- Although North Korea's peaceful use of nuclear technology remains an issue, consistent consultations have led to clear U.S. recognition of North Korea's will to abandon its nuclear program along with the 'difficulties' North Korea faces in the actual implementation of such. North Korea, in turn, has observed a more flexible U.S. position and obtained U.S. consent to eventually normalize U.S.-North Korea relations through a bilateral framework
※ South Korea was seen as playing a major role in coordinating U.S.-North Korea communication and drawing agreement between the three parties (U.S./SK/NK) as an active mediator.
Recess period announced to retain momentum
- Participants hoped to be able to put together a 'Joint Declaration' rather than a 'Chairman's Statement', but remaining issues such as the peaceful use of nuclear technology have so far prevented them from doing so.
- Instead of ending the 4th round, participating states introduced a recess period for the purpose of preparing a 'Joint Declaration on Principles and Objectives' that may serve as the basis for the next round of talks.
General agreement on principles such as the denuclearization of the Peninsula
- The six participating states reconfirmed their shared will for the denuclearization of the Korean Peninsula. North Korea has expressed willingness to abandon its nuclear weapons program, while other states have clarified their positions concerning concessions and support (such as energy aid). Moreover, the U.S. has expressed willingness to normalize relations with North Korea.
- China, tas a mediator, has drawn up four separate drafts of a Joint Declaration containing general and inclusive articles on the issues presented during the 4th round of the talks.

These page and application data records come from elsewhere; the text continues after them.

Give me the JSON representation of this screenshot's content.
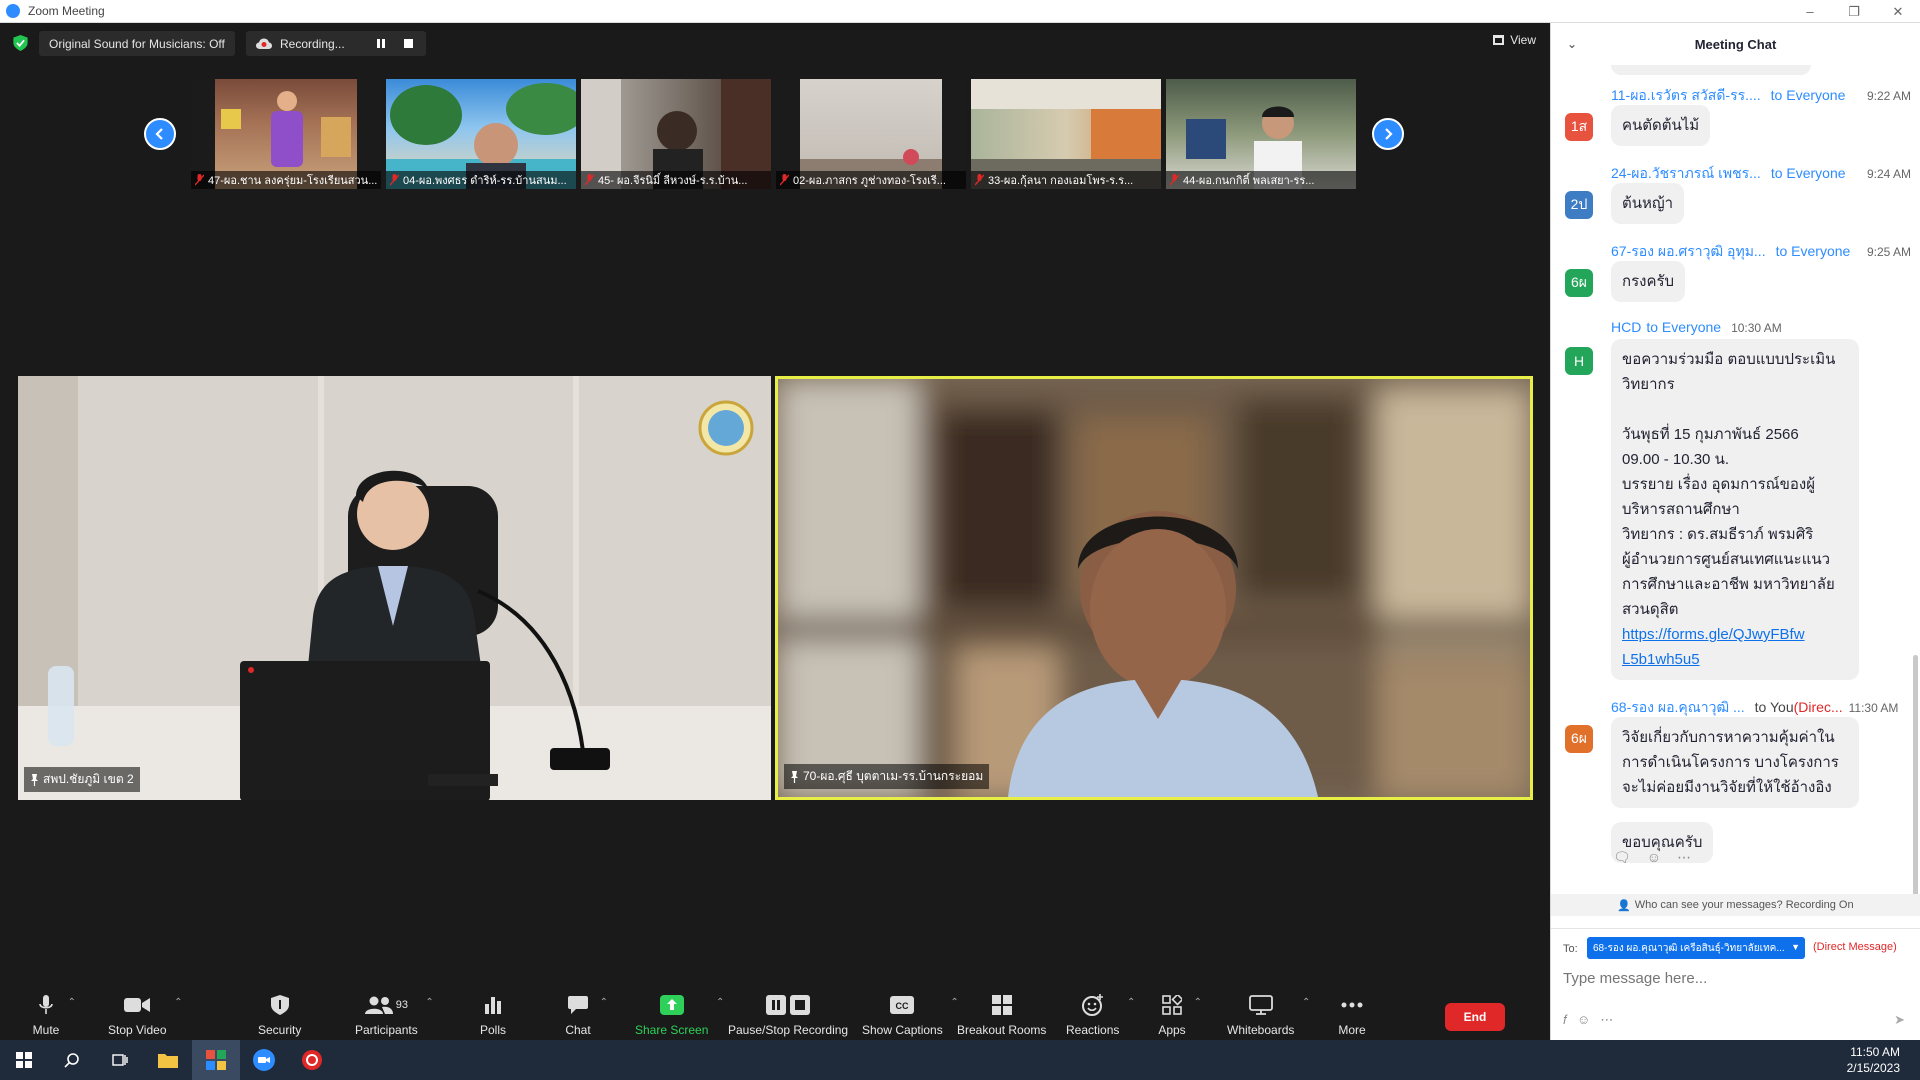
{
  "window": {
    "title": "Zoom Meeting"
  },
  "topbar": {
    "sound_label": "Original Sound for Musicians: Off",
    "recording_label": "Recording...",
    "view_label": "View"
  },
  "thumbnails": [
    {
      "label": "47-ผอ.ชาน ลงครุ่ยม-โรงเรียนสวน..."
    },
    {
      "label": "04-ผอ.พงศธร ดำริห์-รร.บ้านสนม..."
    },
    {
      "label": "45- ผอ.จีรนิมิ์ ลีหวงษ์-ร.ร.บ้าน..."
    },
    {
      "label": "02-ผอ.ภาสกร ภูช่างทอง-โรงเรี..."
    },
    {
      "label": "33-ผอ.กุ้ลนา กองเอมโพร-ร.ร..."
    },
    {
      "label": "44-ผอ.กนกกิติ์ พลเสยา-รร..."
    }
  ],
  "videos": {
    "left_label": "สพป.ชัยภูมิ เขต 2",
    "right_label": "70-ผอ.ศุธี บุตตาเม-รร.บ้านกระยอม"
  },
  "toolbar": {
    "mute": "Mute",
    "stop_video": "Stop Video",
    "security": "Security",
    "participants": "Participants",
    "participants_count": "93",
    "polls": "Polls",
    "chat": "Chat",
    "share_screen": "Share Screen",
    "pause_stop_recording": "Pause/Stop Recording",
    "show_captions": "Show Captions",
    "breakout_rooms": "Breakout Rooms",
    "reactions": "Reactions",
    "apps": "Apps",
    "whiteboards": "Whiteboards",
    "more": "More",
    "end": "End"
  },
  "chat": {
    "title": "Meeting Chat",
    "messages": [
      {
        "avatar": "1ส",
        "avatar_color": "#e8533f",
        "sender": "11-ผอ.เรวัตร สวัสดี-รร....",
        "to": "to Everyone",
        "time": "9:22 AM",
        "text": "คนตัดต้นไม้"
      },
      {
        "avatar": "2ป",
        "avatar_color": "#3e7cc4",
        "sender": "24-ผอ.วัชราภรณ์ เพชร...",
        "to": "to Everyone",
        "time": "9:24 AM",
        "text": "ต้นหญ้า"
      },
      {
        "avatar": "6ผ",
        "avatar_color": "#23a55a",
        "sender": "67-รอง ผอ.ศราวุฒิ อุทุม...",
        "to": "to Everyone",
        "time": "9:25 AM",
        "text": "กรงครับ"
      },
      {
        "avatar": "H",
        "avatar_color": "#23a55a",
        "sender": "HCD",
        "to": "to Everyone",
        "time": "10:30 AM",
        "lines": [
          "ขอความร่วมมือ ตอบแบบประเมิน",
          "วิทยากร",
          "",
          "วันพุธที่ 15 กุมภาพันธ์ 2566",
          "09.00 - 10.30 น.",
          "บรรยาย เรื่อง  อุดมการณ์ของผู้",
          "บริหารสถานศึกษา",
          "วิทยากร :   ดร.สมธีราภ์ พรมศิริ",
          "ผู้อำนวยการศูนย์สนเทศแนะแนว",
          "การศึกษาและอาชีพ มหาวิทยาลัย",
          "สวนดุสิต"
        ],
        "link_1": "https://forms.gle/QJwyFBfw",
        "link_2": "L5b1wh5u5"
      },
      {
        "avatar": "6ผ",
        "avatar_color": "#e0702a",
        "sender": "68-รอง ผอ.คุณาวุฒิ ...",
        "to": "to You",
        "direct": "(Direc...",
        "time": "11:30 AM",
        "lines": [
          "วิจัยเกี่ยวกับการหาความคุ้มค่าใน",
          "การดำเนินโครงการ บางโครงการ",
          "จะไม่ค่อยมีงานวิจัยที่ให้ใช้อ้างอิง"
        ],
        "text_2": "ขอบคุณครับ"
      }
    ],
    "who_can_see": "Who can see your messages? Recording On",
    "to_label": "To:",
    "to_value": "68-รอง ผอ.คุณาวุฒิ เครือสินธุ์-วิทยาลัยเทค...",
    "direct_message": "(Direct Message)",
    "input_placeholder": "Type message here..."
  },
  "taskbar": {
    "time": "11:50 AM",
    "date": "2/15/2023"
  },
  "colors": {
    "accent": "#2d8cff",
    "active_speaker": "#e7ee45",
    "end": "#e02828",
    "share": "#2fd05a"
  }
}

Also included in the drafts is an article on 'establishing peace on the Peninsula', suggesting that discussions to upgrade the current armistice to a peace treaty may be possible. ※ It is noteworthy that the drafts presented by China are based on the 1992 SK/NK 'Joint Statement for the Denuclearization of the Peninsula'.